While primed linen (as well as primed or unprimed cotton) can be stretched tightly on its support bars with canvas pliers, raw linen must be stretched loosely to its frame, preferably with #6 carpet tacks. This should be done by hand, rather than with pliers, since the nature of the fabric will change substantially after the canvas bas been primed. Because linen has a more pronounced weave than cotton, it is important that the weave of the fabric is either parallel or at right angles to the stretcher bars. Linen must be stretched with equal tension on all sides. These precautions will prevent the linen from damaging the stretcher bars as it tightens after priming. If an acrylic gesso is used for priming, you can expect the linen to tighten up considerably when dry. The extent to which it tightens up also depends on environmental conditions. If you live in Arizona, for example, you may have to stretch looser than we would here in Seattle.

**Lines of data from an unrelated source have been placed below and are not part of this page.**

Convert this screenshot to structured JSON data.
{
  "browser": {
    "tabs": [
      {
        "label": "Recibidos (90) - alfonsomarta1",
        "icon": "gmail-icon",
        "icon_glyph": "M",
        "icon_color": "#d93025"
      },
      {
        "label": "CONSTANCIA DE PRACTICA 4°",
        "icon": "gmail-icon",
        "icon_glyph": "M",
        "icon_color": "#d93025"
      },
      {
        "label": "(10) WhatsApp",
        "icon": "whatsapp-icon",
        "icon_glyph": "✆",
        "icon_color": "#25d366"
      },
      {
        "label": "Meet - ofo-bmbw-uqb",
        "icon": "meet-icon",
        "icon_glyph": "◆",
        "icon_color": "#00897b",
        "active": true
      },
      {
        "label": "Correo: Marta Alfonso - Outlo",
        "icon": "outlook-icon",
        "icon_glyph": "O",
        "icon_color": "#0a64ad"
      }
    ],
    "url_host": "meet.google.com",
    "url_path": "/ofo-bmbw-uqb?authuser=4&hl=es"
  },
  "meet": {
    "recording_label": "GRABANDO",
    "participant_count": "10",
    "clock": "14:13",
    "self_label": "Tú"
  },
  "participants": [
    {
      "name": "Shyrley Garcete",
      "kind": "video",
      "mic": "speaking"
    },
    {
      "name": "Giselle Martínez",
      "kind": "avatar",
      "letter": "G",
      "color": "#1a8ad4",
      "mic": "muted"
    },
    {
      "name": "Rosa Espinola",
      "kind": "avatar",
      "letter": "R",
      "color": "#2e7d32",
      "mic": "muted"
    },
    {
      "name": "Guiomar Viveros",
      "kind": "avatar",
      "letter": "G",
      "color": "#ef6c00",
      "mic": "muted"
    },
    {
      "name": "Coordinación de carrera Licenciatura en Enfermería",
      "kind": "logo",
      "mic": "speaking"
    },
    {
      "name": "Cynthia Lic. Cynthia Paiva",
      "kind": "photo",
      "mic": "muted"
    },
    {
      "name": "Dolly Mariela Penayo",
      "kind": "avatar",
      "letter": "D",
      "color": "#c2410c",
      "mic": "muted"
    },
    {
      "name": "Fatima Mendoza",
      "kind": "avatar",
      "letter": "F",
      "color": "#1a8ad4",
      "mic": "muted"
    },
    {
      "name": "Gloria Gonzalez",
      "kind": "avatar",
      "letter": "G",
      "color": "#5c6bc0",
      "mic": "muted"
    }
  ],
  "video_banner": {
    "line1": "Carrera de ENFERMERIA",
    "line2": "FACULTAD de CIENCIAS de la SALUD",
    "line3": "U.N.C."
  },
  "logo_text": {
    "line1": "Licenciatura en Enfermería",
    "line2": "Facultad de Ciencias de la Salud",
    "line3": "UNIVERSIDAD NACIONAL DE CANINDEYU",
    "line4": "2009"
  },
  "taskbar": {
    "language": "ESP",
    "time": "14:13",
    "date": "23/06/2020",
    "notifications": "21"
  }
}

If an oil primer is used, the outcome is somewhat less predictable. Following an application of rabbit skin glue sizing, the canvas will most likely tighten. After an oil primer is applied, linen has been known to either tighten up or loosen itself and sag, depending on the grade and weight of linen, the consistency of the primer and the environmental conditions.
What all this means is that you have to experiment with stretching unprimed linen because there are so many variables. To determine how loosely the fabric should be stretched comes from feel and from experience. If a particularly heavy grade of raw linen is stretched too tightly, its strength could sufficiently warp or even split the stretcher bars or joints after an application of rabbit skin glue and primer. Therefore, it is safer to stretch raw linen too loosely, and restretch after priming, than to risk severe damage to the stretchers. Heavy duty stretcher bars should always be used with linen canvas, and sizes over 48" should be braced, as well. If, after priming, the linen is only slightly loose, restretching can often be avoided by the insertion of corner keys.
Some artists stretch large pieces of raw linen, for sizing and priming, on a heavy frame made of 2" x 4"s. When dry, these pieces are then cut to the desired size and restretched on permanent stretcher bars. Although restretching is time consuming, it is a good method of insuring that if the linen either tightens up or sags after priming, it can still be transferred to a final support without damage.